Forget official tournaments, professional teams and airconditioned arenas - real basketball is played in the streets. All you need is a ball, a makeshift court and a couple of teams...
You can choose from a selection of four courts, including a playground, alley, suburban street and parking lot. A human or computer opponent (with three skill levels: easy, intermediate and tough) is selected. Team names are chosen and a coin is spun to determine who gets to select a team first. Three players, recruited from a gang of ten streetwise kids (each with their own abilities) make up each side.
The scene then switches to the horizontally scrolling court itself. Still portraits of each team member are depicted at the side of the screen, and one player is controlled at a time. Should the ball move out of his reach, control of another team member is assumed by pressing fire.
Various offensive moves can be performed: dribble, hook shot, slam dunk and Jump shot. Running head-on into an opposition player dribbling the ball transfers possession. Pressing fire while facing one of your team-members initiates a pass. To shoot, a player needs to be in the correct position, facing the basket. At a press of the fire button he (or she) attempts the most appropriate type of shot, and the current score is displayed at the base of the screen.
'Epyx has a reputation for excellent presentation and Street Sports Basketball matches up to expectation. The elaborate selection process, the spinning coin and the streetwise players create an atmospheric urban environment. Unfortunately the basketball lets it down. Control is extremely awkward: instead of automatically playing the team member that's nearest the ball, you have to toggle between the characters highlighted on the screen display, which is clumsy and time-consuming. The teams and characters are hard to distinguish on court; identifying your players is a matter of trial and error. This isn't so bad when there are two players but in terms of fluidity the game still leaves something to be desired. If you're after a really good sports simulation look elsewhere.'
KATI … 56%

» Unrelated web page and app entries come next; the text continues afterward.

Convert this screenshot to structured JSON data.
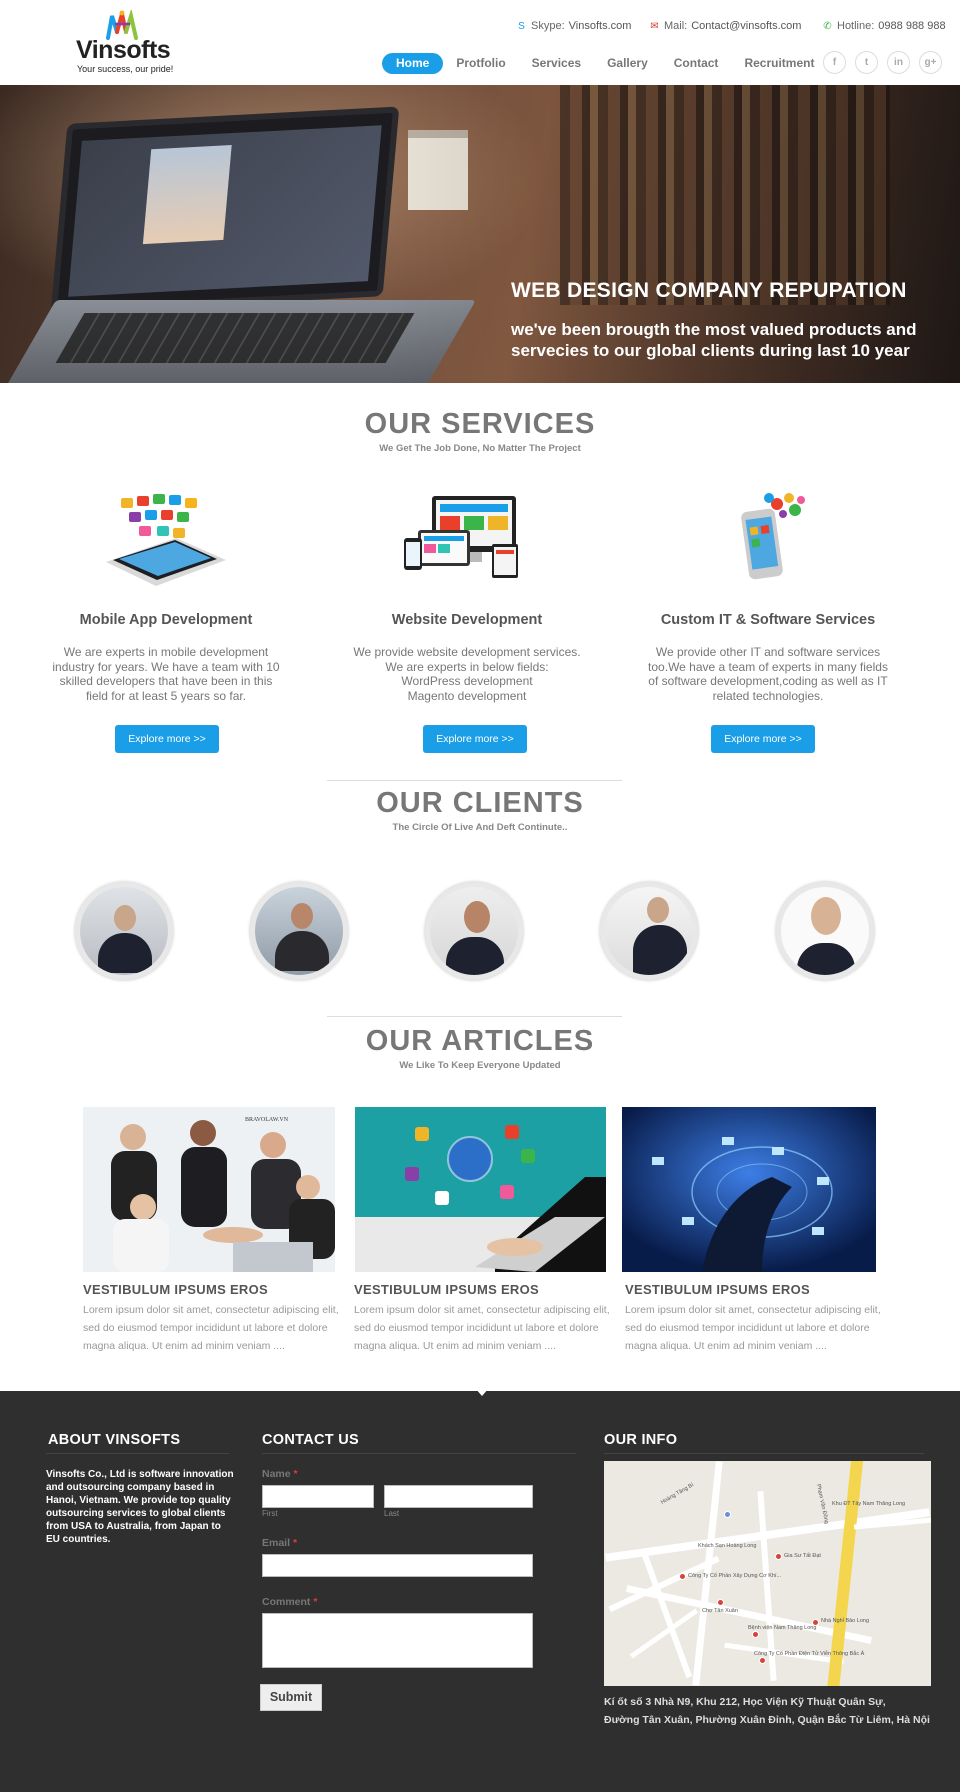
{
  "header": {
    "logo_name": "Vinsofts",
    "logo_tagline": "Your success, our pride!",
    "skype_label": "Skype:",
    "skype_value": "Vinsofts.com",
    "mail_label": "Mail:",
    "mail_value": "Contact@vinsofts.com",
    "hotline_label": "Hotline:",
    "hotline_value": "0988 988 988",
    "nav": [
      "Home",
      "Protfolio",
      "Services",
      "Gallery",
      "Contact",
      "Recruitment"
    ],
    "social_icons": [
      "facebook-icon",
      "twitter-icon",
      "linkedin-icon",
      "google-plus-icon"
    ],
    "accent_color": "#1a9ee8"
  },
  "hero": {
    "title": "WEB DESIGN COMPANY REPUPATION",
    "subtitle": "we've been brougth the most valued products and servecies to our global clients during last 10 year"
  },
  "services": {
    "title": "OUR SERVICES",
    "subtitle": "We Get The Job Done, No Matter The Project",
    "items": [
      {
        "title": "Mobile App Development",
        "lines": [
          "We are experts in mobile development",
          "industry for years. We have a team with 10",
          "skilled developers that have been in this",
          "field for at least 5 years so far."
        ],
        "button": "Explore more >>"
      },
      {
        "title": "Website Development",
        "lines": [
          "We provide website development services.",
          "We are experts in below fields:",
          "WordPress development",
          "Magento development"
        ],
        "button": "Explore more >>"
      },
      {
        "title": "Custom IT & Software Services",
        "lines": [
          "We provide other IT and software services",
          "too.We have a team of experts in many fields",
          "of software development,coding as well as IT",
          "related technologies."
        ],
        "button": "Explore more >>"
      }
    ]
  },
  "clients": {
    "title": "OUR CLIENTS",
    "subtitle": "The Circle Of Live And Deft Continute.."
  },
  "articles": {
    "title": "OUR ARTICLES",
    "subtitle": "We Like To Keep Everyone Updated",
    "watermark": "BRAVOLAW.VN",
    "items": [
      {
        "title": "VESTIBULUM IPSUMS EROS",
        "text": "Lorem ipsum dolor sit amet, consectetur adipiscing elit, sed do eiusmod tempor incididunt ut labore et dolore magna aliqua. Ut enim ad minim veniam ...."
      },
      {
        "title": "VESTIBULUM IPSUMS EROS",
        "text": "Lorem ipsum dolor sit amet, consectetur adipiscing elit, sed do eiusmod tempor incididunt ut labore et dolore magna aliqua. Ut enim ad minim veniam ...."
      },
      {
        "title": "VESTIBULUM IPSUMS EROS",
        "text": "Lorem ipsum dolor sit amet, consectetur adipiscing elit, sed do eiusmod tempor incididunt ut labore et dolore magna aliqua. Ut enim ad minim veniam ...."
      }
    ]
  },
  "footer": {
    "about_title": "ABOUT VINSOFTS",
    "about_text": "Vinsofts Co., Ltd is software innovation and outsourcing company based in Hanoi, Vietnam. We provide top quality outsourcing services to global clients from USA to Australia, from Japan to EU countries.",
    "contact_title": "CONTACT US",
    "name_label": "Name",
    "first_label": "First",
    "last_label": "Last",
    "email_label": "Email",
    "comment_label": "Comment",
    "required_mark": "*",
    "submit_label": "Submit",
    "info_title": "OUR INFO",
    "address_line1": "Kí ốt số 3 Nhà N9, Khu 212, Học Viện Kỹ Thuật Quân Sự,",
    "address_line2": "Đường Tân Xuân, Phường Xuân Đỉnh, Quận Bắc Từ Liêm, Hà Nội",
    "map_labels": [
      "Hoàng Tăng Bí",
      "Phạm Văn Đồng",
      "Khách Sạn Hoàng Long",
      "Gia Sư Tất Đạt",
      "Công Ty Cổ Phần Xây Dựng Cơ Khí...",
      "Chợ Tân Xuân",
      "Nhà Nghỉ Bảo Long",
      "Bệnh viện Nam Thăng Long",
      "Công Ty Cổ Phần Điện Tử Viễn Thông Bắc Á",
      "Khu ĐT Tây Nam Thăng Long"
    ],
    "background_color": "#2f2f2f"
  }
}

'Streets Sports Basketball looked promising with its array of options, but the game itself has turned out to be pretty tedious. One of the main problems is the awful control method, where instead of control automatically passing to the nearest player to the ball, Match Day-style, you choose control of each player individually. This can lead to annoying mix-ups. Even when the control method is mastered, gameplay is very dull: scoring is simply a matter of running up to the basket and shooting when underneath it. Both teams are black and white making it difficult to tell whose side a player is on, the animation is very jerky, and sound virtually non-existent. Overall it's a pretty poor version of the sport.'
PHIL ... 48%

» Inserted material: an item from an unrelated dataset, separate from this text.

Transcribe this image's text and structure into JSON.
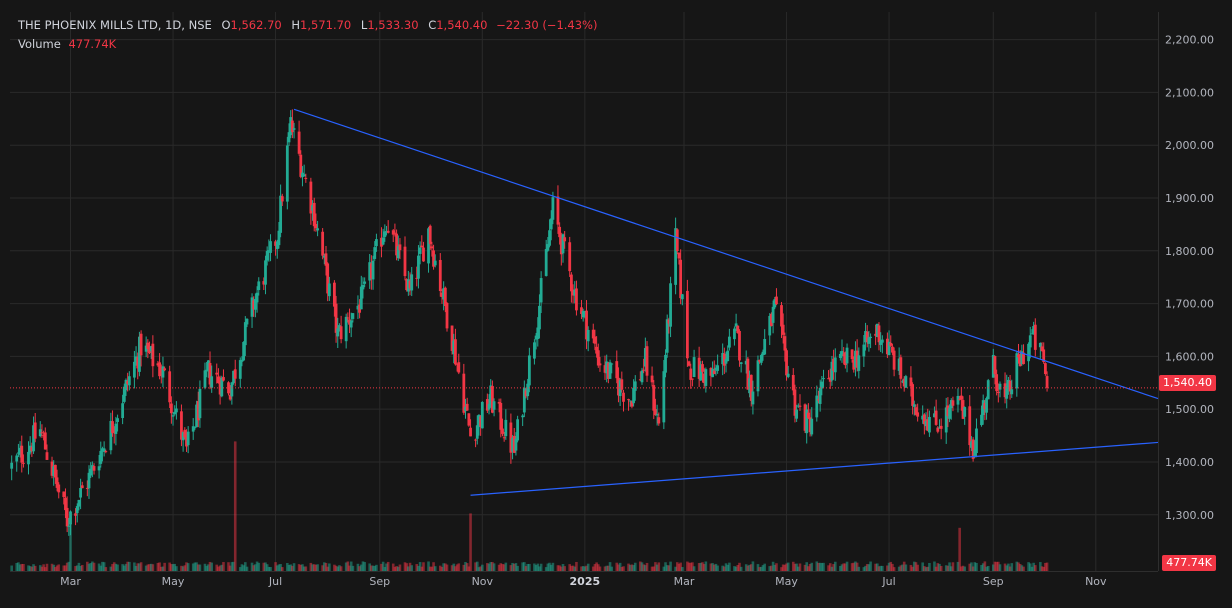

Hot on the heels of Basket Master a couple of issues back, comes another dose of Harlem Globetrotteritus in the shape of this mediocre basketball game from the Epyx stable. I found the presentation of the option screen to be good, but was not askeen on the actual gameplay. The main character sprites look and move like cardboard cut-outs; if this is indicative of the state of health of the kids who play Street Sports Basketball, I'm certainty glad that I'm an armchair sportsman. Not that I'll find myself coming back to it very much in the future, since the gameplay is far too easy. I'm afraid to say that Street Sports Basketball is a game to be missed.'
MARK ... 46%
: Cursor, Kempston, SinclairGraphics
: well drawn, transparent characters and colourful backgroundsSound
: lacking in all respectsOptions
: one or two players, definable keysGeneral Rating:
Initially exciting, but the game lacks all of the presentation's sparkle - real fans will be disappointed.
Come on girl, I thought this was basketball not football.
They don't call him Cameron 'stretch' Pound for nothing.